Figure 1.

Graph showing case volume of technology-assisted THA by year within the NSQIP database. NSQIP = National Surgical Quality Improvement Program, THA = total hip arthroplasty

Baseline characteristics were compared between unmatched TA-THA and U-THA study groups, revealing some significant differences between groups (Table 1). Race distribution significantly differed between the study groups (P < 0.001); subgroup analysis revealed that Hispanics, Blacks/African Americans, and Whites were more likely to undergo TA-THA than Asians and Native American/Pacific Islanders. Baseline functional status differed between the study groups (P < 0.001), and there was a higher proportion of "partially dependent" patients in the TA-THA cohort compared with the U-THA cohort (2.6% versus 1.8%, P = 0.01). No significant differences were observed between the study groups regarding sex (P = 0.355), age category (P = 0.406), smoking status (P = 0.290), American Society of Anesthesiologist classification (P = 0.458), body mass index (P = 0.232), and modified frailty index score (P = 0.343). After propensity score matching, there were no notable differences in baseline characteristics between the study groups.

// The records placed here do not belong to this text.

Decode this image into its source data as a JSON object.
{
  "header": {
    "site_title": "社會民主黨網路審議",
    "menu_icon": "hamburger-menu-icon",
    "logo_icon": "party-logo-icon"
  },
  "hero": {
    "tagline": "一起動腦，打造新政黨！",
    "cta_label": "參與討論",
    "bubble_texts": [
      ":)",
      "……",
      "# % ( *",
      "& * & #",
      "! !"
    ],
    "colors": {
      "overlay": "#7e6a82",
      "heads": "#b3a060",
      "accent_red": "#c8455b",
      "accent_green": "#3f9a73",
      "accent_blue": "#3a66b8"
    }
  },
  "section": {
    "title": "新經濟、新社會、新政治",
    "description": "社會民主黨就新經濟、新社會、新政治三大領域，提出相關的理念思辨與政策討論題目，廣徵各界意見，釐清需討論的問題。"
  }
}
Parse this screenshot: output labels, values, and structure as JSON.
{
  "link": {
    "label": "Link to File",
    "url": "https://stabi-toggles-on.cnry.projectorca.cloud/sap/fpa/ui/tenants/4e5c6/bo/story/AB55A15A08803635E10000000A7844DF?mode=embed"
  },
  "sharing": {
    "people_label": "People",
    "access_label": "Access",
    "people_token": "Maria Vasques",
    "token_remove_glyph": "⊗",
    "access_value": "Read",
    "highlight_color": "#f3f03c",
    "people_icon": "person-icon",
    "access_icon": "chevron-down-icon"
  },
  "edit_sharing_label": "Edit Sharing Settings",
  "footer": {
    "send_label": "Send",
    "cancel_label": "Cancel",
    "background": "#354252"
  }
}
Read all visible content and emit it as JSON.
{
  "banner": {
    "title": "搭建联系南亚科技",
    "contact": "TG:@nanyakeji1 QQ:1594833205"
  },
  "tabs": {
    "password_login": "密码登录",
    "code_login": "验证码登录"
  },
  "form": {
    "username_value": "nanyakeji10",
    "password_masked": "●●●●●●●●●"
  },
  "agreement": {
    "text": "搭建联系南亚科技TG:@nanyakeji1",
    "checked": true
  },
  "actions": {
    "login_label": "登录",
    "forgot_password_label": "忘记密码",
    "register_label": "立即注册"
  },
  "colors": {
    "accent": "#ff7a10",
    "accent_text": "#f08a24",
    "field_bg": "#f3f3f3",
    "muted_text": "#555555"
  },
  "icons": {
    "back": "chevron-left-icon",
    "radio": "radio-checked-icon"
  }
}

Analysis of surgical times for both unmatched and matched study groups was done (Figure 2,Table 2). For unmatched cohorts, the mean surgical time for the TA-THA group was significantly longer than that of the U-THA group (101.4 ± 33.5 versus 91.5 ± 38.8 minutes, P < 0.001). A significant decrease was observed in surgical times for both technology-assisted (slope = −0.62 min/yr, P = 0.018, R2 = 0.002) and unassisted THA cohorts (slope = −0.837 min/yr, P < 0.001, R2 = 0.002) across the years studied. After adjusting for operation year, significant differences in surgical time between TA-THA and U-THA remained (P < 0.001). In the propensity-matched cohort analysis, there were significantly higher surgical times in the TA-THA cohort compared with the U-THA cohort (101.0 ± 34.0 versus 91.9 ± 38.8 minutes, P < 0.001).

Figure 2.

Graph showing mean surgical time by year of operation for the unmatched TA-THA and U-THA cohorts. TA-THA = technology-assisted total hip arthroplasty, U-THA = unassisted THA

Inpatient hospitalization variables were assessed between matched cohorts to control for notable differences in baseline characteristics. Patients in the TA-THA cohort had significantly shorter mean LOS (2.0 ± 1.1 versus 2.5 ± 2.0 days, P < 0.001). Significant differences were observed in discharge destination between the matched cohorts. In the TA-THA cohort, a higher proportion of patients were discharged home (75.7% versus 85.8%, P < 0.001) and a lower proportion were discharged to rehab/skilled nursing facilities (20.0% versus 11.9%, P < 0.001) when compared with that of the U-THA cohort (Table 2).

The readmission rate in the TA-THA cohort was significantly greater than the U-THA cohort (3.8% versus 2.4%, P = 0.011). Subgroup analysis of readmission diagnosis found significantly increased rates of readmissions for gastrointestinal (0.6% versus 0.1%, P = 0.012) and unspecified THA complication or dislocation (0.5% versus 0.0%, P = 0.004) for TA-THA compared with U-THA. No significant differences were observed in major complication (9.9% versus 10.7%, P = 0.360), revision surgery (2.1% versus 1.5%, P = 0.313), or mortality (0.1% versus 0.1%, P = 0.655) rates for the groups. Subgroup analysis of revision surgery diagnoses found a higher rate of operations unrelated to THA in the TA-THA cohort (0.6% versus 0.2%, P = 0.036) compared with the U-THA cohort. Patients undergoing TA-THA had a lower transfusion rate compared with those undergoing U-THA (5.7% versus 7.8%, P = 0.005). No significant differences were observed in wound infection (P = 0.301), periprosthetic infection (P = 0.548), systemic infection (P = 0.247), deep vein thrombosis or pulmonary embolism (P = 0.823), and cardiac (P = 0.687), respiratory (P = 0.581), neurologic (P = 0.625), or renal (P = 0.317) complications.